Grant is in his second season as a head coach, but first at his alma mater. His first try at leading a program, last season at Three Rivers Conference foe Rochester High School, didn’t go so well, but the lessons that he learned in Bloomington, as well as during a three-year stint serving under the winningest coach in IHSAA football history (Sheridan’s Bud Wright), enabled him to deal with what proved to be a very challenging start to his head coaching career.
It’s hard to imagine how any 27-year-old could have prepared himself better for an opportunity to be a head coach than Grant had leading up to his brief stay at Rochester. Wilson helped resurrect the Indiana program to a degree and working under Wright is any young coach’s dream.
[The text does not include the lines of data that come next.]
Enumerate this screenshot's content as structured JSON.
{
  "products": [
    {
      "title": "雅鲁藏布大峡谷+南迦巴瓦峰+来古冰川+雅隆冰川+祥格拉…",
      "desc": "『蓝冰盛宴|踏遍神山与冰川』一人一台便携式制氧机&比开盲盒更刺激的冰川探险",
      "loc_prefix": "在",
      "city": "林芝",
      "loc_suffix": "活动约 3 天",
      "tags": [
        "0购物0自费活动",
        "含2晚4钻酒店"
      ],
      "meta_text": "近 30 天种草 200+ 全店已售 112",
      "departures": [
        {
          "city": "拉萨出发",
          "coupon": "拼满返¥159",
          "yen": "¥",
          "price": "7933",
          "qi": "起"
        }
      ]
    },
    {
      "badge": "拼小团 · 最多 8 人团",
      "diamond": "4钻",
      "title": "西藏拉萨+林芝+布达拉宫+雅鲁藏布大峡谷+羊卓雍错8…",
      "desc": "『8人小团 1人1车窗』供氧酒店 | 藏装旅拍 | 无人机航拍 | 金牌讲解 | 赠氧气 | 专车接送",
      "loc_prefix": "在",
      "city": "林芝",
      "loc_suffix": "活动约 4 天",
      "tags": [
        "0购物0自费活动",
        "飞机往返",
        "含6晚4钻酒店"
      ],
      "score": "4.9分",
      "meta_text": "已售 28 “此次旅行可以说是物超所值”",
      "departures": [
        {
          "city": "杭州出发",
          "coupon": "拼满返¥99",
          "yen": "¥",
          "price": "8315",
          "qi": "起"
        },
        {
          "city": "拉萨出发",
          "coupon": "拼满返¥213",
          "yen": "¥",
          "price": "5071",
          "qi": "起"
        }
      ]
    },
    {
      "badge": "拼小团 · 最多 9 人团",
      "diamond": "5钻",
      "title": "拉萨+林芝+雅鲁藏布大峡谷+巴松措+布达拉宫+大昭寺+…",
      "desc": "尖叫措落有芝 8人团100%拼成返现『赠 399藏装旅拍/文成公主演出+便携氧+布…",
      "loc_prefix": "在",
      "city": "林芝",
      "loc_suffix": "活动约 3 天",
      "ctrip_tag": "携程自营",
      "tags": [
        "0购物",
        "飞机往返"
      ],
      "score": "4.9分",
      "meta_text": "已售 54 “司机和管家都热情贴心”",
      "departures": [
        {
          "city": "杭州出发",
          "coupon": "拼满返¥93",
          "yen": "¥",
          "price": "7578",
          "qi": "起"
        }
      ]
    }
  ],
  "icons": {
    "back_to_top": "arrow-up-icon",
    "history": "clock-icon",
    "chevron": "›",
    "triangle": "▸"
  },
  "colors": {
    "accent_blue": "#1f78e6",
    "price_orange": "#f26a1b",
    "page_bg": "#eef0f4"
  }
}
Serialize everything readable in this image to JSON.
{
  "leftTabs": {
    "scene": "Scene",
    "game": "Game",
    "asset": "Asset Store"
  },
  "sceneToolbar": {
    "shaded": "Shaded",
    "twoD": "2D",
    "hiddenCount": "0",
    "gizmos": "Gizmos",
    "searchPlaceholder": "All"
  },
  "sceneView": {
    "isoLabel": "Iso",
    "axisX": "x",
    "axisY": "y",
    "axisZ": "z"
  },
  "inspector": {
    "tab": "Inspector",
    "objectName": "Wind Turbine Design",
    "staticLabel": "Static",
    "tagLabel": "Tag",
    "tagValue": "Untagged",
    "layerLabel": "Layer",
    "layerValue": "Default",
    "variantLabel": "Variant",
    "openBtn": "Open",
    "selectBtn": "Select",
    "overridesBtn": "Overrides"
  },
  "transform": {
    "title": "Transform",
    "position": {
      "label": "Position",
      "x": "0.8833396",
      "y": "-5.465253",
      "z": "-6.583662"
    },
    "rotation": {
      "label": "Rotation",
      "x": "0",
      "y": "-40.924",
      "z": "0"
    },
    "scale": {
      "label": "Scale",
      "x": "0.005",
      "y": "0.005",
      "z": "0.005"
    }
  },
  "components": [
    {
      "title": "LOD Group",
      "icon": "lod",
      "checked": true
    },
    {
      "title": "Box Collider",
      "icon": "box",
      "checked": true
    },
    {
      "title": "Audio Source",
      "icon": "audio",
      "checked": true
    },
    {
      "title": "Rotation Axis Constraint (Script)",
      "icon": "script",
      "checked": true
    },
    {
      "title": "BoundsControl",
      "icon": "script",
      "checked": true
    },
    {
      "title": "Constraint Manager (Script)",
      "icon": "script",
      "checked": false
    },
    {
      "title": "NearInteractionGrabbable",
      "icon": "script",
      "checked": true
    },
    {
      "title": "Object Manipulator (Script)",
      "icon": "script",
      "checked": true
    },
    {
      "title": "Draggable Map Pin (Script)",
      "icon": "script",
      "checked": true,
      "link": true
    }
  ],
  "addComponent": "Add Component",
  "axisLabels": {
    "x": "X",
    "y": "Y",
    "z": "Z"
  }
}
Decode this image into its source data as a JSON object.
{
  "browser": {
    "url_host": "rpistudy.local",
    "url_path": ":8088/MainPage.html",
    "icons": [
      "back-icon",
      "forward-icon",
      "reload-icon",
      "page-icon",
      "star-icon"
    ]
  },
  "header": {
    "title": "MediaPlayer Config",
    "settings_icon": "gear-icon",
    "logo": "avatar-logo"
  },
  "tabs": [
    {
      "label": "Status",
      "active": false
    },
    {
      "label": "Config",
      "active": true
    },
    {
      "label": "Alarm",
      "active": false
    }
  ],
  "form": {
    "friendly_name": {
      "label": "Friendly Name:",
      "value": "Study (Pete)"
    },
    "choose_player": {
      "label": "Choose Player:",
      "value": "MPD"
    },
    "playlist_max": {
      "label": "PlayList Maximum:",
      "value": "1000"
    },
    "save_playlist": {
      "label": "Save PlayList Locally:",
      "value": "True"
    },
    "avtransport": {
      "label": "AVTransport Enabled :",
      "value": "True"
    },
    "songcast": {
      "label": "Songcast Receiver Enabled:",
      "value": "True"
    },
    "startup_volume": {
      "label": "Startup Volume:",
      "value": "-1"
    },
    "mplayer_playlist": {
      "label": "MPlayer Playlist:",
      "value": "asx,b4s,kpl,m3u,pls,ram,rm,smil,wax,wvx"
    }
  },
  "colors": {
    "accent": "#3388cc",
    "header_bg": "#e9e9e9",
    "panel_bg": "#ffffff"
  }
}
“I’ve got a bunch of stories about coach Wright,” Grant laughed. “I remember after my first year, we were sitting at a Golden Corral drawing (plays) on napkins. I left there and thought ‘Man, I don’t know anything, because (coach Wright) knows so much.'”
But learning an endless array of offensive formations can’t prepare a guy for the politics that often permeate high school athletics.
Grant finished the 2016 football season in the same manner in which he started it, in search of his first career victory, but despite the struggles – on and off of the field – he never wavered in his affection for his players and the Zebra program.
“You really need to practice what you preach,” Grant said of his experience last autumn. “I stuck to my guns last year. I made decisions that I believed were best for the program. I made decisions with player personnel. Player safety was always put first. I made decisions with my staff that I believed were best for the program, and they were the right decisions.
“I learned that it doesn’t matter if you are 10-0 or 0-10 (as Grant was), you need to coach what you believe in.”
That philosophy has shown to be effective for Grant this season with the Warriors.
Grant wasn’t fired by Rochester following last season, but he saw the opening at North Miami as a sign that perhaps he needed to return to the program that he once quarterbacked to a stellar 9-3 season (in 2007).
“I think things happen for a reason,” Grant said. “I had a great experience last year with the kids. Even going 0-10, I absolutely loved those kids. But all the things happened in the right way for me to come to North Miami.”
The Warriors will travel to TRC arch-rival Tippecanoe Valley today at 7 p.m. and a win, coupled with a Southwood loss at Northfield and a Peru defeat at Rochester, both of which are very plausible, would give North Miami (5-3, 3-1 TRC) the top record in the South Division of the league.
So perhaps, Grant knows a little bit about the game after all.
“We tell this to our kids,” Grant said, “‘You need to have confidence in your ability, because we have confidence in you. But you also need to be critical of yourself whether you win or lose.'”
Grant and his wife, Britney, both of whom graduated from North Miami in 2008, and both of whom teach in the school system, have enjoyed being back among family and friends.
Joe’s father, Jeff Sr., helps assist Joe by coaching the running backs and special teams, while older brother, Jeff Jr., keeps stats and even lines the field when he’s not keeping the game officials in line, as well.
With 7-month-old son, Marshall, in tow, the Grant’s have been welcomed home and so far the move has paid dividends for Grant’s immediate family, as well as his football family.
“There has never really been an end game,” Grant said of his career plans. “My end game was not to be here or Rochester or Sheridan, but that is where I was at the moment. Now that we are here, my wife and I want to be here.
“We know how great North Miami can be if we have the right people and the right pieces. But you can’t predict the future.”
Grant can’t “predict the future,” but what he can do is assure everyone that he has learned never to deviate from his core professional values.
“If you love your kids,” Grant said, “and you coach what you believe in, and you do the right thing, you truly do the right thing and not just try to make certain people happy, you’ll be fine.”
Under Grant, North Miami certainly will be.
For more on prep football throughout Indiana, follow Tom Davis on Twitter at Tom101010 and on Facebook at Thomas Davis.